1,400+ birds banded
for research at our
Red-shouldered Hawk - Photography by Harold A. Davis
Young Mourning Warbler - Photography by Ian Stewart
migration, such as Eastern Meadowlarks. His work continued into summer where he confirmed
breeding by several species including Red-winged Blackbirds, Common Yellowthroats and
Field Sparrows, a declining species of conservation concern. Most of these breeding birds
were found in the natural areas as these remain un-mowed to allow birds to breed successfully.
The counts continued into fall where he found significant numbers of sparrows and insecteating
birds such as Palm Warblers and Ruby-crowned Kinglets in the meadows of the natural
areas. These meadows were not mowed until the following spring which provided an excellent
resource for these birds to feed and shelter during the winter months. This research
highlighted the bird diversity found throughout Coverdale Farm Preserve and illustrated
the value of preserving meadow habitat year-round. This comparative meadow field
study work will continue throughout 2020.
Nest Watch and Ashland Hawk Watch
Through our Nest Watch program, in 2018 a remarkable total of 753 young birds
fledged and were mostly Tree Swallows, House Wrens, and Eastern Bluebirds.
The network of over 200 nest boxes spread across our properties are
monitored weekly by a team of dedicated volunteers. The data is shared
with the Cornell Lab of Ornithology’s Nest Watch to study the current
condition of breeding bird populations and how they may be changing
over time as a result of climate change, habitat degradation and loss,
expansion of urban areas, and the introduction of non-native plants
For more than a decade, the Ashland Hawk Watch continues to
provide important data about bird migration. In 2018-2019, more
than 100 volunteers helped as spotters and data recorders
for a combined 1,700 hours. A total of 27,813 migrant raptors
were counted including fourteen raptor species such as
Sharp-shinned Hawks and American Kestrels.
The Bird Conservation and Research Program is made
possible through the funding, generous support and
numerous partnerships including: Starrett Foundation,

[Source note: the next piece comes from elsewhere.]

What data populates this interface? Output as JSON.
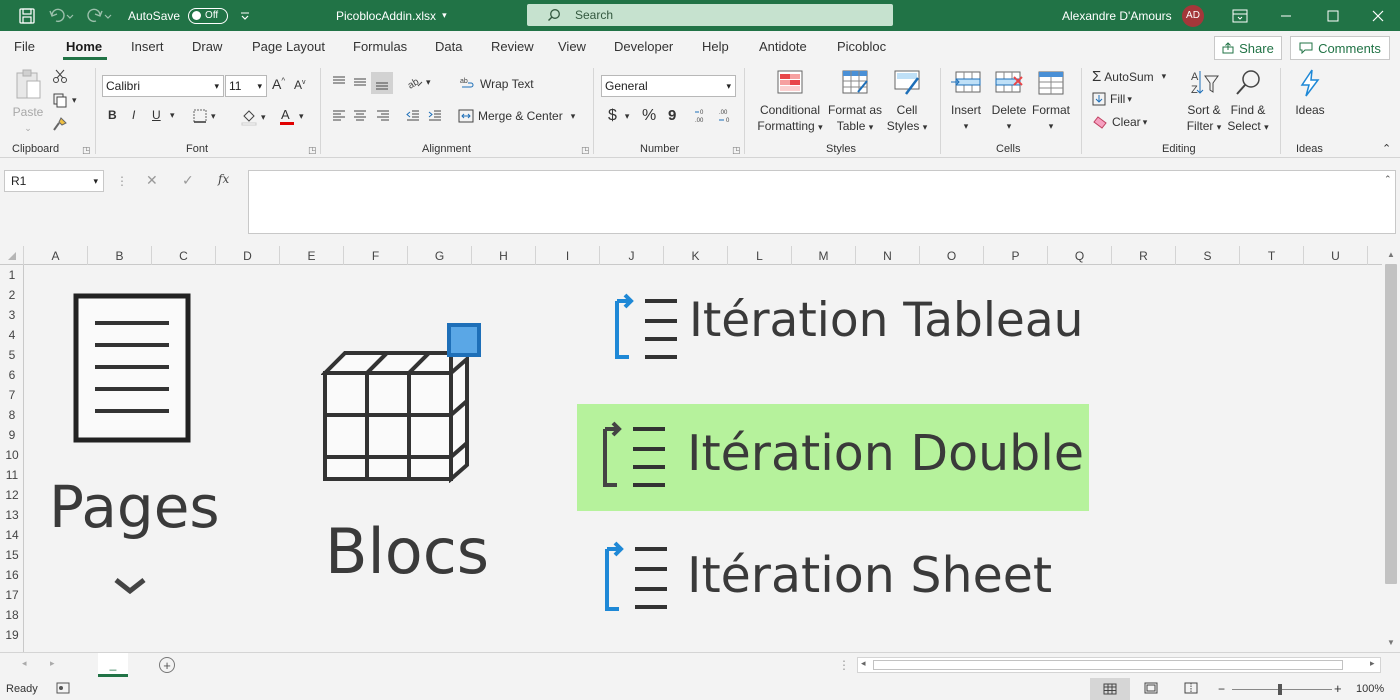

The Brokaw Family, Shrieking Meadow Foundation,
Delaware Ornithological Society, Bird Watcher’s Digest,
Longwood Gardens, and individual donors.
Photograph: Wood Thrush Singing